Some grumbly Orioles fans on Twitter were less than enthused with the Birds’ selections, calling ownership cheap for passing on Martin for an underslot guy in Kjerstad, criticizing Elias for not putting more focus on pitching, proclaiming that the O’s overdrafted guys who weren’t highly ranked by the pundits. I mean, I don’t know. Whereas most of us had never heard of any potential 2020 draftees until a month ago, Elias and his staff do this stuff for a living. It’s okay if their evaluations of these players don’t match yours. We’ll have to wait and see how well the players the O’s drafted — and the ones they didn’t — pan out.
How would you grade the Orioles’ 2020 draft?
This poll is closed
This exercise is folly. Draft grades are a meaningless construct; how can one be so presumptuous to assign a single letter to players whose futures could present an array of possible outcomes, which won’t truly be determined until several years hence?
Meanwhile, in a parallel universe...

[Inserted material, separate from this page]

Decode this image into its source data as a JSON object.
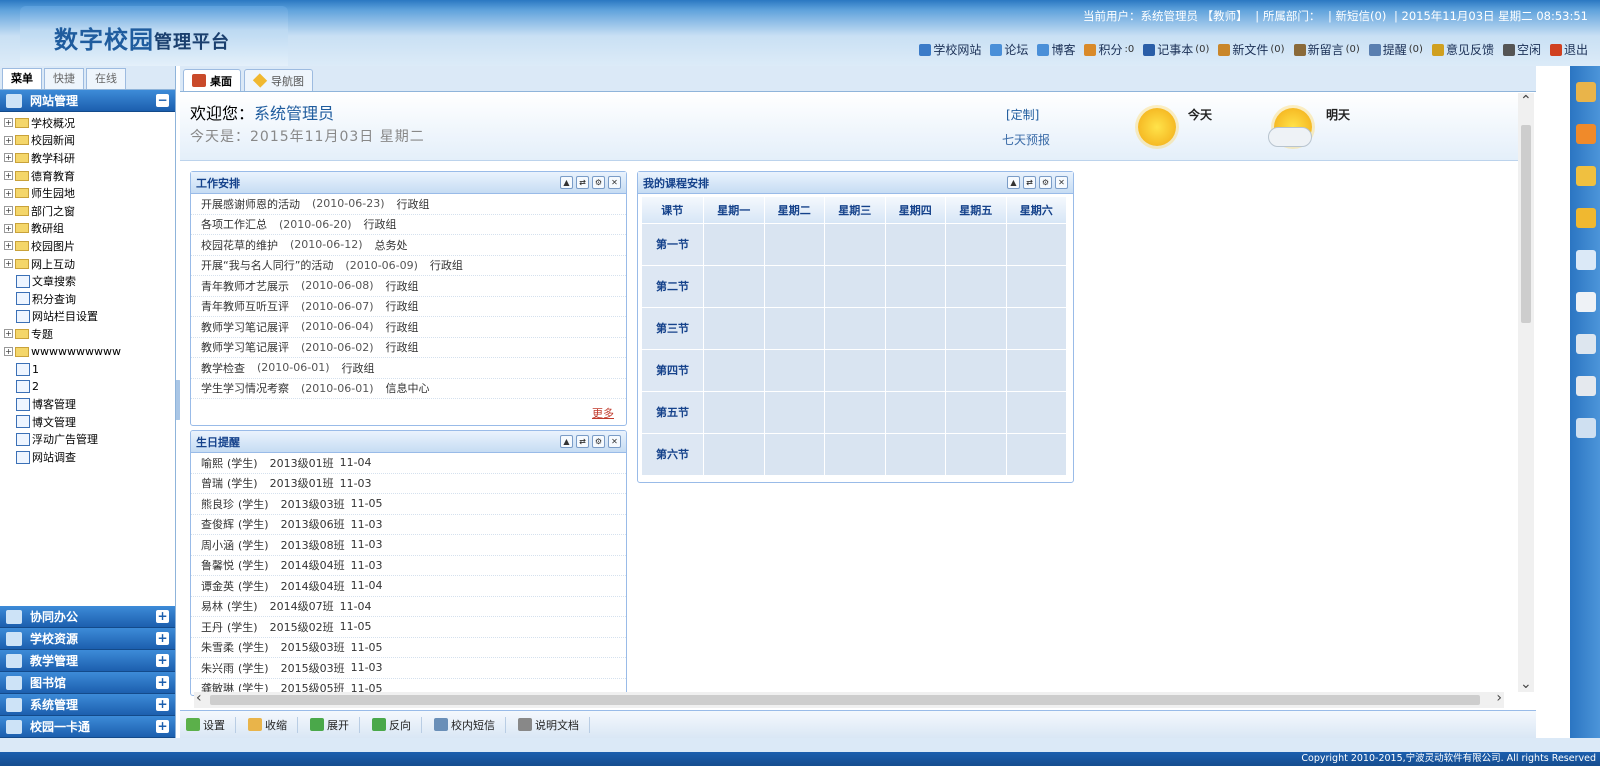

In a universe where COVID-19 doesn’t exist, the MLB draft ran its usual 40 rounds instead of just five. The 53-15 Orioles drafted Heston Kjerstad and 40 other players, all of whom gladly inked with the Birds within a day. Meanwhile, the 1,000-plus players drafted by other teams all refused to sign, insisting they won’t play for anybody but the Orioles.
Simulation brought to you by the PWAG (Paul’s Wild-Ass Guesses) system.
Connolly: Under-slot move or shrewd pick? Orioles take risk with Heston Kjerstad – The Athletic
Count Dan Connolly as one who's a bit skeptical of Elias’ risky pick of Kjerstad over Martin, saying “Mike Elias better know what the hell he is doing.” We’ll definitely be tracking the careers of Kjerstad and Martin very, very closely for the next few years, especially since the latter ended up with the division rival Blue Jays.
Orioles take Haskin 39th, Westburg talks selection (updated) - School of Roch
Jordan Westburg, the Orioles’ pick at No. 30, describes his style of play as “explosive.” That sounds good, even if I’m not entirely sure what it means.
MLB draft: Baltimore Orioles pick Dowling Catholic star Carter Baumler
Baumler, the Orioles’ fifth-round pick, was considered by some pundits to be a tough sign because of his commitment to TCU. But he’s quoted in this article saying, “The plan is to sign.” Well, good!
10 Fun Facts About the Baltimore Oriole | Audubon
And now for something completely different, here are some fun facts about Baltimore Orioles. The actual birds. Did you know they were originally called “the Baltimore-Bird” because their orange and black feathers matched the heraldic colors of Lord Baltimore? Well, now you know!
Orioles birthdays and history
Is today your birthday? Happy birthday! It’s the birthday of two former O’s draft picks who later played with the club: 1969 sixth-round catcher Dave Skaggs (69) and Baltimore-born 1990 tenth-rounder Damon Buford (50), son of former Oriole Don.
On this day in 1990, the Orioles shocked the Brewers with a dramatic last at-bat victory. Trailing by a run with two outs and nobody on in the bottom of the ninth, Mickey Tettleton tied the game with a home run off Dan Plesac. An inning later, Randy Milligan’s walkoff blast, also against Plesac, sent the Memorial Stadium crowd home happy.
And on this date in 2004, the Giants’ Barry Bonds and the Orioles’ Rafael Palmeiro homered in the opener of a doubleheader at Camden Yards — Bonds’ 675th career shot, Palmeiro’s 536th and 537th — marking just the third time in MLB history that two members of the 500-homer club went deep in the same game. Bonds had three hits in that game, and the O’s apparently learned their lesson; in the nightcap, the Orioles walked him five times, four intentionally. Both games went extras, with the Giants winning the first and the O’s the second.